Items from an interface collection
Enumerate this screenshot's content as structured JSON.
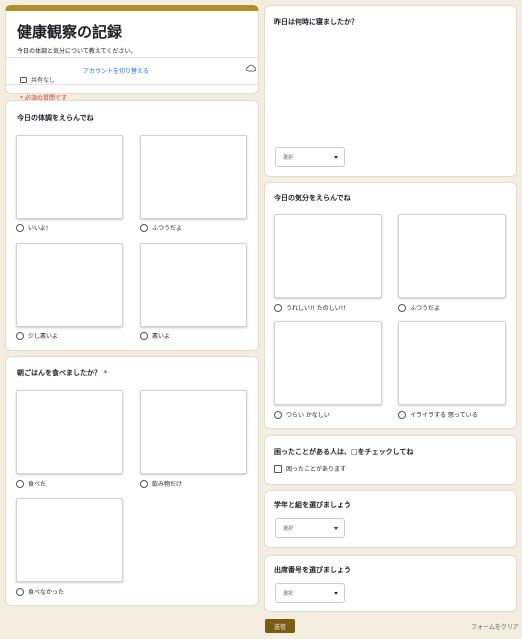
{
  "form": {
    "title": "健康観察の記録",
    "description": "今日の体調と気分について教えてください。",
    "switch_account": "アカウントを切り替える",
    "not_shared": "共有なし",
    "required_note": "* 必須の質問です"
  },
  "q_condition": {
    "label": "今日の体調をえらんでね",
    "options": [
      "いいよ!",
      "ふつうだよ",
      "少し悪いよ",
      "悪いよ"
    ]
  },
  "q_breakfast": {
    "label": "朝ごはんを食べましたか？",
    "required_mark": "*",
    "options": [
      "食べた",
      "飲み物だけ",
      "食べなかった"
    ]
  },
  "q_bedtime": {
    "label": "昨日は何時に寝ましたか？",
    "select_placeholder": "選択"
  },
  "q_mood": {
    "label": "今日の気分をえらんでね",
    "options": [
      "うれしい!! たのしい!!",
      "ふつうだよ",
      "つらい かなしい",
      "イライラする 怒っている"
    ]
  },
  "q_trouble": {
    "label": "困ったことがある人は、□をチェックしてね",
    "option": "困ったことがあります"
  },
  "q_grade": {
    "label": "学年と組を選びましょう",
    "select_placeholder": "選択"
  },
  "q_number": {
    "label": "出席番号を選びましょう",
    "select_placeholder": "選択"
  },
  "footer": {
    "submit": "送信",
    "clear": "フォームをクリア"
  },
  "colors": {
    "accent": "#b08f2a",
    "submit": "#7a5c14",
    "required": "#d93025",
    "link": "#1a73e8",
    "background": "#f3eee0"
  }
}
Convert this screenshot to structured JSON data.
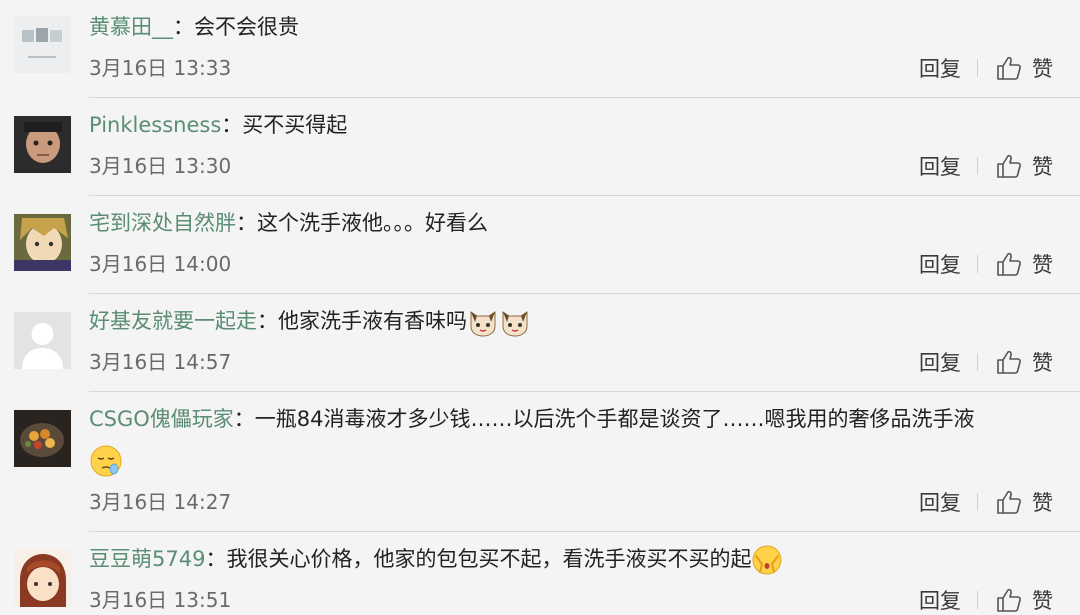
{
  "comments": [
    {
      "user": "黄慕田__",
      "colon": "：",
      "text": "会不会很贵",
      "time": "3月16日 13:33",
      "reply": "回复",
      "like": "赞",
      "avatar": "photo-avatar"
    },
    {
      "user": "Pinklessness",
      "colon": "：",
      "text": "买不买得起",
      "time": "3月16日 13:30",
      "reply": "回复",
      "like": "赞",
      "avatar": "face-avatar"
    },
    {
      "user": "宅到深处自然胖",
      "colon": "：",
      "text": "这个洗手液他。。。好看么",
      "time": "3月16日 14:00",
      "reply": "回复",
      "like": "赞",
      "avatar": "anime-avatar"
    },
    {
      "user": "好基友就要一起走",
      "colon": "：",
      "text": "他家洗手液有香味吗",
      "emojis": [
        "cat-face-emoji",
        "cat-face-emoji"
      ],
      "time": "3月16日 14:57",
      "reply": "回复",
      "like": "赞",
      "avatar": "default-avatar"
    },
    {
      "user": "CSGO傀儡玩家",
      "colon": "：",
      "text": "一瓶84消毒液才多少钱……以后洗个手都是谈资了……嗯我用的奢侈品洗手液",
      "emojis": [
        "sleepy-face-emoji"
      ],
      "time": "3月16日 14:27",
      "reply": "回复",
      "like": "赞",
      "avatar": "food-avatar"
    },
    {
      "user": "豆豆萌5749",
      "colon": "：",
      "text": "我很关心价格，他家的包包买不起，看洗手液买不买的起",
      "emojis": [
        "covering-face-emoji"
      ],
      "time": "3月16日 13:51",
      "reply": "回复",
      "like": "赞",
      "avatar": "cartoon-girl-avatar"
    }
  ]
}
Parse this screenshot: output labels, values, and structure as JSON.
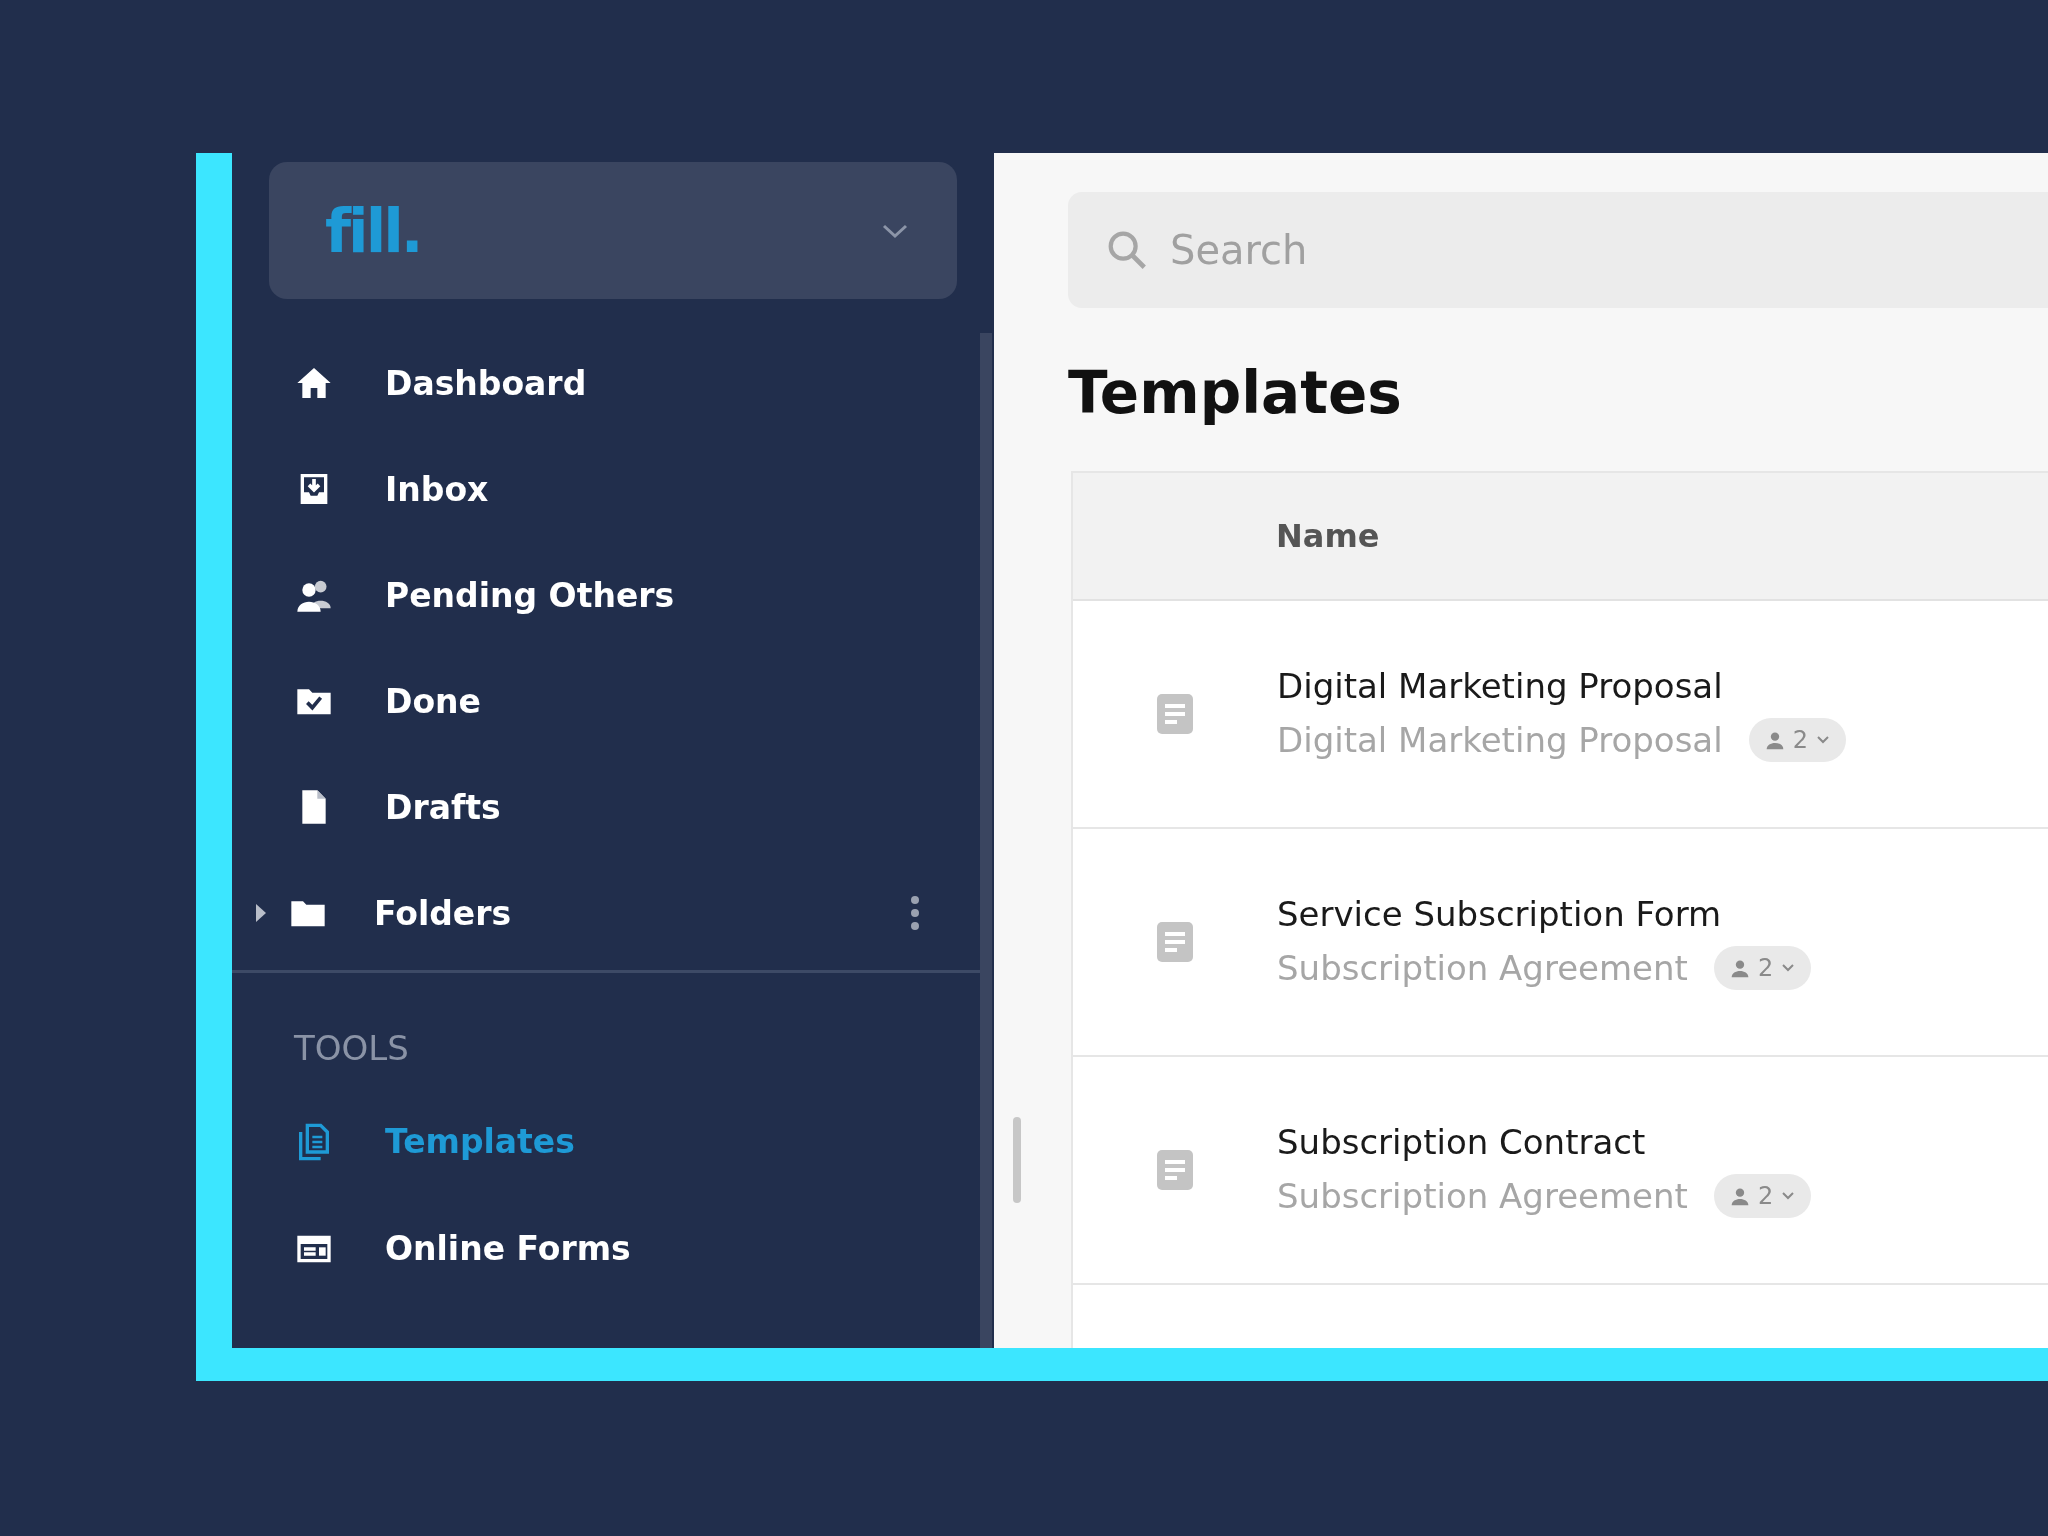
{
  "logo": {
    "text": "fill."
  },
  "nav": [
    {
      "label": "Dashboard",
      "kind": "home",
      "selected": false
    },
    {
      "label": "Inbox",
      "kind": "inbox",
      "selected": false
    },
    {
      "label": "Pending Others",
      "kind": "users",
      "selected": false
    },
    {
      "label": "Done",
      "kind": "done",
      "selected": false
    },
    {
      "label": "Drafts",
      "kind": "file",
      "selected": false
    }
  ],
  "folders": {
    "label": "Folders",
    "expanded": false
  },
  "tools": {
    "heading": "TOOLS",
    "items": [
      {
        "label": "Templates",
        "kind": "templates",
        "selected": true
      },
      {
        "label": "Online Forms",
        "kind": "forms",
        "selected": false
      }
    ]
  },
  "search": {
    "placeholder": "Search"
  },
  "page_title": "Templates",
  "table": {
    "columns": [
      "Name"
    ],
    "rows": [
      {
        "title": "Digital Marketing Proposal",
        "subtitle": "Digital Marketing Proposal",
        "signers": "2"
      },
      {
        "title": "Service Subscription Form",
        "subtitle": "Subscription Agreement",
        "signers": "2"
      },
      {
        "title": "Subscription Contract",
        "subtitle": "Subscription Agreement",
        "signers": "2"
      }
    ]
  }
}
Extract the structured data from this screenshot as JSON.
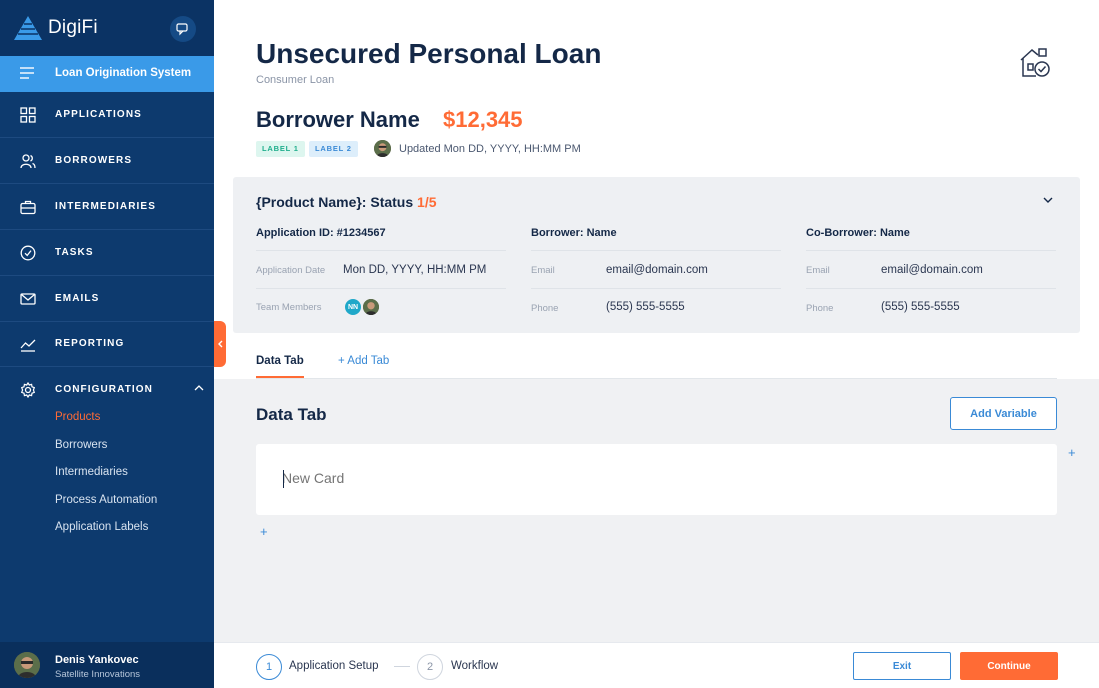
{
  "app": {
    "brand": "DigiFi"
  },
  "sidebar": {
    "system": "Loan Origination System",
    "items": [
      {
        "label": "APPLICATIONS",
        "icon": "grid-icon"
      },
      {
        "label": "BORROWERS",
        "icon": "users-icon"
      },
      {
        "label": "INTERMEDIARIES",
        "icon": "briefcase-icon"
      },
      {
        "label": "TASKS",
        "icon": "check-circle-icon"
      },
      {
        "label": "EMAILS",
        "icon": "mail-icon"
      },
      {
        "label": "REPORTING",
        "icon": "chart-line-icon"
      },
      {
        "label": "CONFIGURATION",
        "icon": "gear-icon"
      }
    ],
    "sub_items": [
      "Products",
      "Borrowers",
      "Intermediaries",
      "Process Automation",
      "Application Labels"
    ],
    "user": {
      "name": "Denis Yankovec",
      "org": "Satellite Innovations"
    }
  },
  "header": {
    "title": "Unsecured Personal Loan",
    "subtitle": "Consumer Loan",
    "borrower": "Borrower Name",
    "amount": "$12,345",
    "labels": [
      "LABEL 1",
      "LABEL 2"
    ],
    "updated": "Updated Mon DD, YYYY, HH:MM PM"
  },
  "panel": {
    "title_prefix": "{Product Name}: Status",
    "status": "1/5",
    "col1": {
      "heading": "Application ID: #1234567",
      "date_label": "Application Date",
      "date_value": "Mon DD, YYYY, HH:MM PM",
      "team_label": "Team Members",
      "team_initials": "NN"
    },
    "col2": {
      "heading": "Borrower: Name",
      "email_label": "Email",
      "email_value": "email@domain.com",
      "phone_label": "Phone",
      "phone_value": "(555) 555-5555"
    },
    "col3": {
      "heading": "Co-Borrower: Name",
      "email_label": "Email",
      "email_value": "email@domain.com",
      "phone_label": "Phone",
      "phone_value": "(555) 555-5555"
    }
  },
  "tabs": {
    "active": "Data Tab",
    "add": "+ Add Tab"
  },
  "work": {
    "title": "Data Tab",
    "add_variable": "Add Variable",
    "card_placeholder": "New Card",
    "plus": "+"
  },
  "footer": {
    "step1_num": "1",
    "step1_label": "Application Setup",
    "step2_num": "2",
    "step2_label": "Workflow",
    "exit": "Exit",
    "continue": "Continue"
  },
  "colors": {
    "accent": "#ff6b35",
    "primary": "#3a8ad6",
    "sidebar": "#0d3a6e"
  }
}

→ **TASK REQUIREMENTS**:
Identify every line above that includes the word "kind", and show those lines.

→ **ANSWER BOX**:
      "kind": "home",
      "kind": "inbox",
      "kind": "users",
      "kind": "done",
      "kind": "file",
        "kind": "templates",
        "kind": "forms",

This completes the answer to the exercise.